Every year, NHL teams participate in and host different programs that help introduce hockey to fans who may not otherwise have the opportunity to learn the sport. The teams also celebrate the league's Hockey Is For Everyone initiative which aims to teach hockey to all who are interested and build more inclusive hockey communities that drive positive social change. The Devils are doing their part by participating in and hosting various programs and clinics. They also include these initiatives through different outlets at Devils home games.
From June through November, the Devils joined with Special Olympics New Jersey for the organization's inaugural year of the Learn to Skate program - the first of its kind in the Special Olympics movement. The program was offered at five rinks throughout the state, all of which are rink partners with the Devils. At the end of each rink's session, the Devils provided on-ice support and off-ice education about the sport of hockey to Special Olympics athletes and their families.
The five different rink partners of the New Jersey Devils donated, in total, 25 hours of ice time for the Special Olympics New Jersey Learn to Skate. Individuals from local hockey clubs also volunteered as instructors for the sessions. The program helped the athletes build confidence, learn the benefits of ice skating, and discover what makes ice hockey accessible.
The program also connected people with intellectual and developmental disabilities to local ice hockey, figure skating, and speed skating teams through Special Olympics New Jersey, USA Hockey and American Special Hockey Association. Through combining skating skills with sport education and connecting points in the community, the Devils and Special Olympics New Jersey hope individuals with developmental and intellectual disabilities feel more confident hopping on the ice.

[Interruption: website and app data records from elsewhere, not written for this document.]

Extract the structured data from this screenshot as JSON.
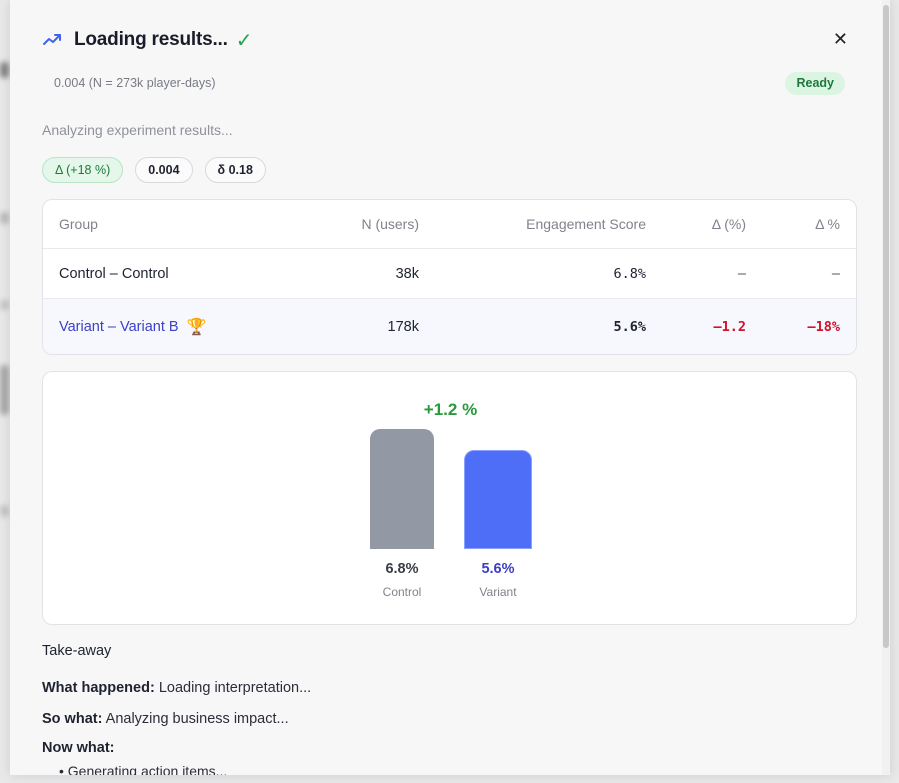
{
  "page": {
    "close_icon": "x-icon"
  },
  "modal": {
    "title": "Loading results...",
    "title_icon": "trend-up-icon",
    "status_icon": "check-icon",
    "close_icon": "x-icon",
    "meta": "0.004 (N = 273k player-days)",
    "status_badge": "Ready",
    "subtitle": "Analyzing experiment results...",
    "chips": [
      "Δ (+18 %)",
      "0.004",
      "δ 0.18"
    ]
  },
  "table": {
    "headers": [
      "Group",
      "N (users)",
      "Engagement Score",
      "Δ (%)",
      "Δ %"
    ],
    "rows": [
      {
        "group": "Control – Control",
        "n": "38k",
        "score": "6.8%",
        "delta": "–",
        "delta_pct": "–"
      },
      {
        "group": "Variant – Variant B",
        "n": "178k",
        "score": "5.6%",
        "delta": "–1.2",
        "delta_pct": "–18%",
        "winner_icon": "trophy-icon"
      }
    ]
  },
  "chart_data": {
    "type": "bar",
    "title": "+1.2 %",
    "categories": [
      "Control",
      "Variant"
    ],
    "values": [
      6.8,
      5.6
    ],
    "value_labels": [
      "6.8%",
      "5.6%"
    ],
    "ylim": [
      0,
      6.8
    ],
    "colors": [
      "#9298a4",
      "#4e6ef8"
    ],
    "xlabel": "",
    "ylabel": ""
  },
  "takeaway": {
    "title": "Take-away",
    "what_happened_label": "What happened:",
    "what_happened": "Loading interpretation...",
    "so_what_label": "So what:",
    "so_what": "Analyzing business impact...",
    "now_what_label": "Now what:",
    "bullet": "• Generating action items..."
  },
  "colors": {
    "accent": "#4e6ef8",
    "positive": "#2a9a3d",
    "negative": "#d0122c",
    "variant_text": "#3b3fc7"
  }
}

The Devils also took part in celebrating International Day of Disabled Persons when they hosted the Tampa Bay Lightning Monday night at Prudential Center. The Devils honored the day by having nine-year-old Joel Tapia from the Woodbridge Warriors Sled Hockey Team be the Junior Captain of the Game.
As a part of being Junior Captain, Joel had the opportunity to high-five New Jersey Devils players as they exited the locker room to take the ice prior to the game.
He also joined the starting line-up along the blue line for the National Anthem, where he received a special in-game recognition.
Fans can be part of one of the Devils many Hockey Is For Everyone initiatives during American Special Hockey Association (ASHA) Night at the Devils home game on December 14. The Devils will have one representative from each of the five local ASHA clubs join the team on the blue line for the National Anthem. ASHA will also be the 50/50 beneficiary that evening, where fans can donate by participating in the raffle.
To purchase tickets to the game on December 14, visit newjerseydevils.com/tickets. For more information on the diversity initiatives the Devils support throughout the year, visit newjerseydevils.com/diversity. To follow the New Jersey Devils on social media, find them at @NJDevils on Facebook, Instagram, and Twitter. To follow Special Olympics New Jersey on social media, fans can find them at @SONewJersey on Twitter or at @specialolympicsnj on Instagram. To learn more about ASHA, visit americanspecialhockey.org.